> _WHAT YOU WILL DO_
For every line in the listing below that contains the word "title", add one to the tally. State the final number and nothing else.

> _DATA FOR THIS TASK_
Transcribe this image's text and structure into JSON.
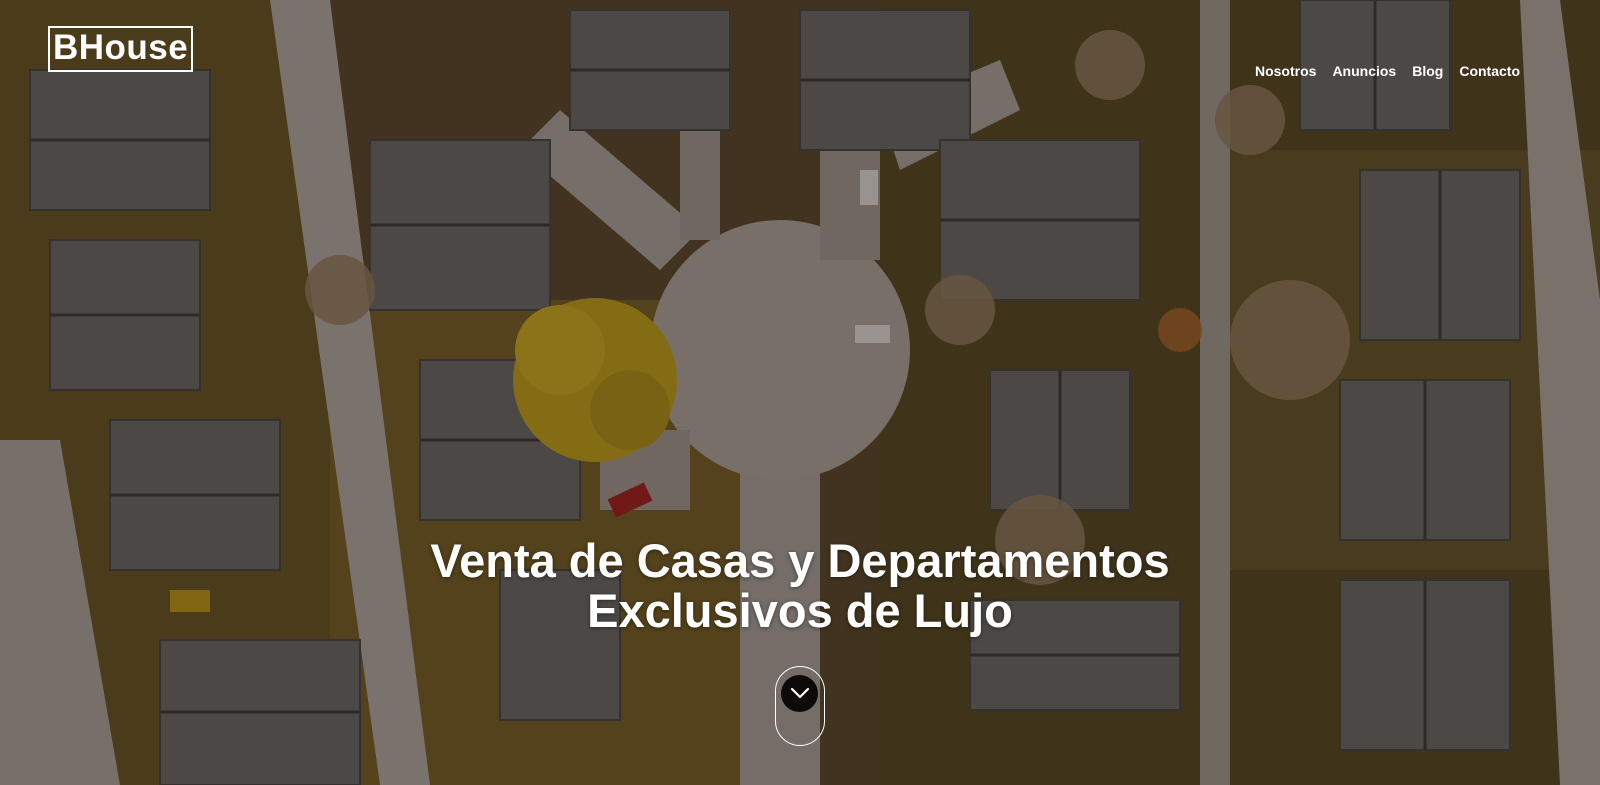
{
  "brand": {
    "logo_text": "BHouse"
  },
  "nav": {
    "items": [
      {
        "label": "Nosotros"
      },
      {
        "label": "Anuncios"
      },
      {
        "label": "Blog"
      },
      {
        "label": "Contacto"
      }
    ]
  },
  "hero": {
    "headline_line1": "Venta de Casas y Departamentos",
    "headline_line2": "Exclusivos de Lujo",
    "scroll_icon": "chevron-down-icon"
  },
  "colors": {
    "text": "#ffffff",
    "overlay": "#14100e",
    "foliage": "#c9a51a",
    "lawn": "#6e5a1e",
    "road": "#bcb2a8"
  }
}
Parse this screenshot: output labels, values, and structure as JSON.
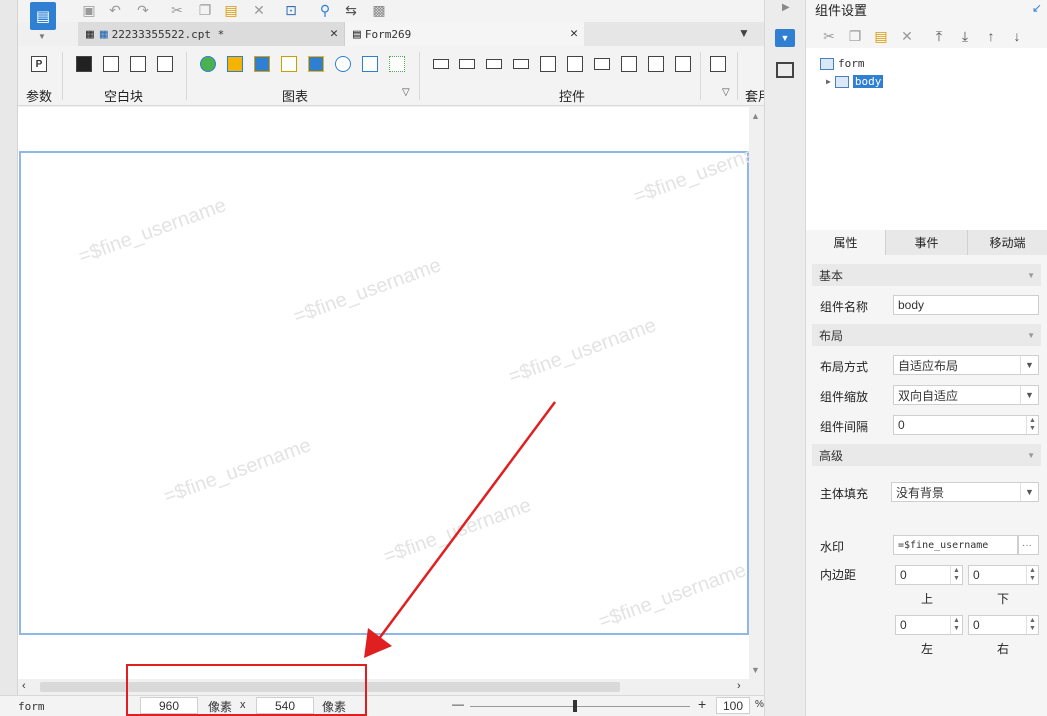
{
  "tabs": [
    {
      "label": "22233355522.cpt *"
    },
    {
      "label": "Form269"
    }
  ],
  "ribbon": {
    "groups": {
      "params": "参数",
      "blank": "空白块",
      "chart": "图表",
      "control": "控件",
      "apply": "套用"
    }
  },
  "watermark": "=$fine_username",
  "status": {
    "form_label": "form",
    "width": "960",
    "height": "540",
    "unit": "像素",
    "times": "x",
    "zoom": "100",
    "percent": "%",
    "minus": "—",
    "plus": "+"
  },
  "panel": {
    "title": "组件设置",
    "tree": {
      "root": "form",
      "child": "body"
    },
    "tabs": [
      "属性",
      "事件",
      "移动端"
    ],
    "sections": {
      "basic": "基本",
      "layout": "布局",
      "advanced": "高级"
    },
    "fields": {
      "name_label": "组件名称",
      "name_value": "body",
      "layout_mode_label": "布局方式",
      "layout_mode_value": "自适应布局",
      "scale_label": "组件缩放",
      "scale_value": "双向自适应",
      "spacing_label": "组件间隔",
      "spacing_value": "0",
      "fill_label": "主体填充",
      "fill_value": "没有背景",
      "watermark_label": "水印",
      "watermark_value": "=$fine_username",
      "padding_label": "内边距",
      "pad_top": "0",
      "pad_bottom": "0",
      "pad_left": "0",
      "pad_right": "0",
      "top": "上",
      "bottom": "下",
      "left": "左",
      "right": "右"
    }
  },
  "colors": {
    "accent": "#2f7fd3",
    "highlight": "#e02020"
  }
}
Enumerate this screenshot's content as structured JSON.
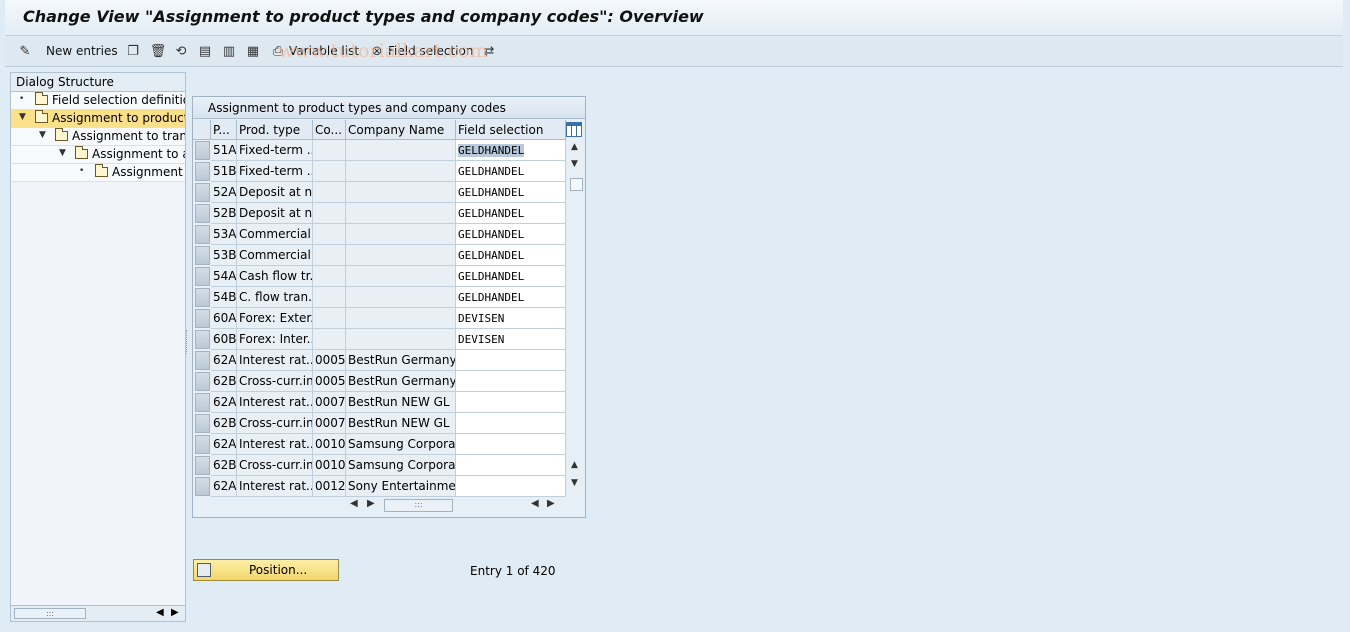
{
  "title": "Change View \"Assignment to product types and company codes\": Overview",
  "watermark": "www.tutorialkart.com",
  "toolbar": {
    "new_entries": "New entries",
    "variable_list": "Variable list",
    "field_selection": "Field selection"
  },
  "dialog": {
    "header": "Dialog Structure",
    "items": [
      {
        "label": "Field selection definition",
        "level": 0,
        "marker": "•",
        "selected": false
      },
      {
        "label": "Assignment to product types and company codes",
        "level": 0,
        "marker": "▼",
        "selected": true
      },
      {
        "label": "Assignment to transaction types",
        "level": 1,
        "marker": "▼",
        "selected": false
      },
      {
        "label": "Assignment to activity categories",
        "level": 2,
        "marker": "▼",
        "selected": false
      },
      {
        "label": "Assignment to field selection",
        "level": 3,
        "marker": "•",
        "selected": false
      }
    ]
  },
  "table": {
    "title": "Assignment to product types and company codes",
    "headers": {
      "p": "P...",
      "prod_type": "Prod. type",
      "co": "Co...",
      "company_name": "Company Name",
      "field_selection": "Field selection"
    },
    "rows": [
      {
        "p": "51A",
        "prod": "Fixed-term ...",
        "co": "",
        "name": "",
        "fs": "GELDHANDEL"
      },
      {
        "p": "51B",
        "prod": "Fixed-term ...",
        "co": "",
        "name": "",
        "fs": "GELDHANDEL"
      },
      {
        "p": "52A",
        "prod": "Deposit at n...",
        "co": "",
        "name": "",
        "fs": "GELDHANDEL"
      },
      {
        "p": "52B",
        "prod": "Deposit at n...",
        "co": "",
        "name": "",
        "fs": "GELDHANDEL"
      },
      {
        "p": "53A",
        "prod": "Commercial ...",
        "co": "",
        "name": "",
        "fs": "GELDHANDEL"
      },
      {
        "p": "53B",
        "prod": "Commercial ...",
        "co": "",
        "name": "",
        "fs": "GELDHANDEL"
      },
      {
        "p": "54A",
        "prod": "Cash flow tr...",
        "co": "",
        "name": "",
        "fs": "GELDHANDEL"
      },
      {
        "p": "54B",
        "prod": "C. flow tran...",
        "co": "",
        "name": "",
        "fs": "GELDHANDEL"
      },
      {
        "p": "60A",
        "prod": "Forex: Exter...",
        "co": "",
        "name": "",
        "fs": "DEVISEN"
      },
      {
        "p": "60B",
        "prod": "Forex: Inter...",
        "co": "",
        "name": "",
        "fs": "DEVISEN"
      },
      {
        "p": "62A",
        "prod": "Interest rat...",
        "co": "0005",
        "name": "BestRun Germany ...",
        "fs": ""
      },
      {
        "p": "62B",
        "prod": "Cross-curr.in...",
        "co": "0005",
        "name": "BestRun Germany ...",
        "fs": ""
      },
      {
        "p": "62A",
        "prod": "Interest rat...",
        "co": "0007",
        "name": "BestRun NEW GL",
        "fs": ""
      },
      {
        "p": "62B",
        "prod": "Cross-curr.in...",
        "co": "0007",
        "name": "BestRun NEW GL",
        "fs": ""
      },
      {
        "p": "62A",
        "prod": "Interest rat...",
        "co": "0010",
        "name": "Samsung Corporati...",
        "fs": ""
      },
      {
        "p": "62B",
        "prod": "Cross-curr.in...",
        "co": "0010",
        "name": "Samsung Corporati...",
        "fs": ""
      },
      {
        "p": "62A",
        "prod": "Interest rat...",
        "co": "0012",
        "name": "Sony Entertainme...",
        "fs": ""
      }
    ]
  },
  "position_button": "Position...",
  "entry_info": "Entry 1 of 420"
}
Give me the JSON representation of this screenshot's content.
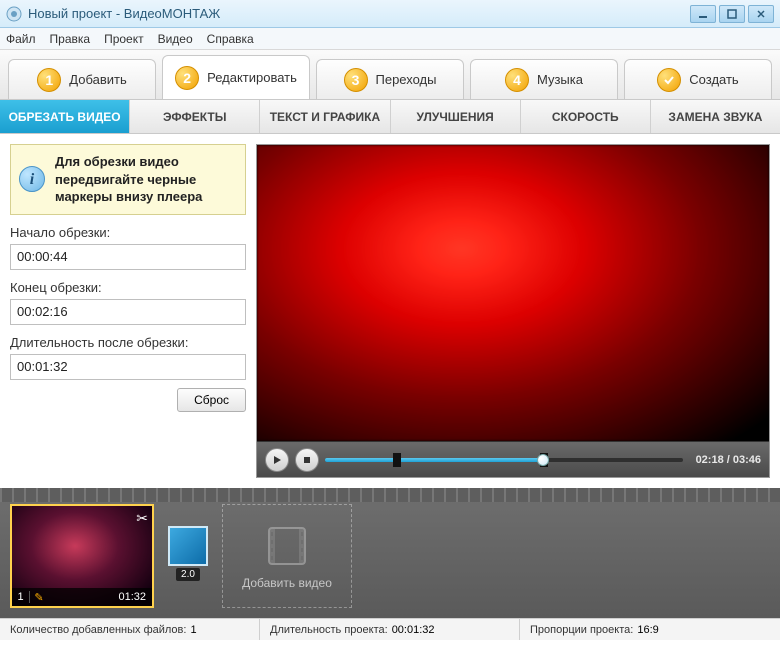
{
  "window": {
    "title": "Новый проект - ВидеоМОНТАЖ"
  },
  "menu": {
    "file": "Файл",
    "edit": "Правка",
    "project": "Проект",
    "video": "Видео",
    "help": "Справка"
  },
  "steps": {
    "add": "Добавить",
    "editStep": "Редактировать",
    "transitions": "Переходы",
    "music": "Музыка",
    "create": "Создать"
  },
  "subtabs": {
    "trim": "ОБРЕЗАТЬ ВИДЕО",
    "effects": "ЭФФЕКТЫ",
    "textgfx": "ТЕКСТ И ГРАФИКА",
    "improve": "УЛУЧШЕНИЯ",
    "speed": "СКОРОСТЬ",
    "audioswap": "ЗАМЕНА ЗВУКА"
  },
  "hint_text": "Для обрезки видео передвигайте черные маркеры внизу плеера",
  "trim": {
    "start_label": "Начало обрезки:",
    "start_value": "00:00:44",
    "end_label": "Конец обрезки:",
    "end_value": "00:02:16",
    "after_label": "Длительность после обрезки:",
    "after_value": "00:01:32",
    "reset": "Сброс"
  },
  "player": {
    "time": "02:18 / 03:46",
    "scrub_percent": 61,
    "marker_start_percent": 19,
    "marker_end_percent": 60
  },
  "timeline": {
    "clip": {
      "index": "1",
      "duration": "01:32"
    },
    "transition_label": "2.0",
    "add_label": "Добавить видео"
  },
  "status": {
    "files_label": "Количество добавленных файлов:",
    "files_value": "1",
    "duration_label": "Длительность проекта:",
    "duration_value": "00:01:32",
    "aspect_label": "Пропорции проекта:",
    "aspect_value": "16:9"
  }
}
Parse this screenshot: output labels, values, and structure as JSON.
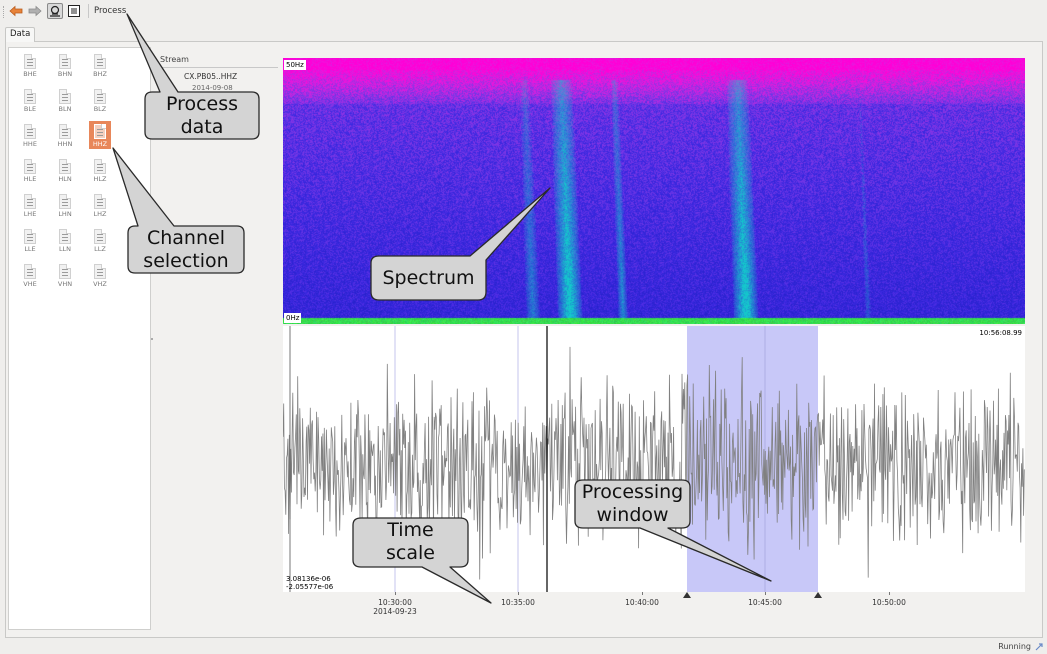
{
  "toolbar": {
    "back_icon": "back-arrow-icon",
    "forward_icon": "forward-arrow-icon",
    "toggle_icon": "zoom-scope-icon",
    "menu_icon": "list-menu-icon",
    "process_label": "Process"
  },
  "tabs": [
    {
      "label": "Data",
      "active": true
    }
  ],
  "channels": [
    [
      "BHE",
      "BHN",
      "BHZ"
    ],
    [
      "BLE",
      "BLN",
      "BLZ"
    ],
    [
      "HHE",
      "HHN",
      "HHZ"
    ],
    [
      "HLE",
      "HLN",
      "HLZ"
    ],
    [
      "LHE",
      "LHN",
      "LHZ"
    ],
    [
      "LLE",
      "LLN",
      "LLZ"
    ],
    [
      "VHE",
      "VHN",
      "VHZ"
    ]
  ],
  "selected_channel": "HHZ",
  "stream_panel": {
    "header": "Stream",
    "stream_name": "CX.PB05..HHZ",
    "stream_date": "2014-09-08"
  },
  "spectrogram": {
    "freq_top": "50Hz",
    "freq_bottom": "0Hz"
  },
  "seismogram": {
    "end_time_label": "10:56:08.99",
    "amp_max": "3.08136e-06",
    "amp_min": "-2.05577e-06",
    "color": "#808080"
  },
  "time_axis": {
    "ticks": [
      "10:30:00",
      "10:35:00",
      "10:40:00",
      "10:45:00",
      "10:50:00"
    ],
    "date": "2014-09-23"
  },
  "callouts": {
    "process_data": "Process\ndata",
    "channel_selection": "Channel\nselection",
    "spectrum": "Spectrum",
    "time_scale": "Time\nscale",
    "processing_window": "Processing\nwindow"
  },
  "status": {
    "text": "Running",
    "icon": "running-indicator-icon"
  },
  "colors": {
    "selection_window": "#c8c8f8",
    "selected_channel": "#e8875a",
    "spectrogram_high": "#e822d8",
    "spectrogram_mid": "#4a28e0",
    "spectrogram_signal": "#18c8c0"
  }
}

> _ANSWER BELOW_
4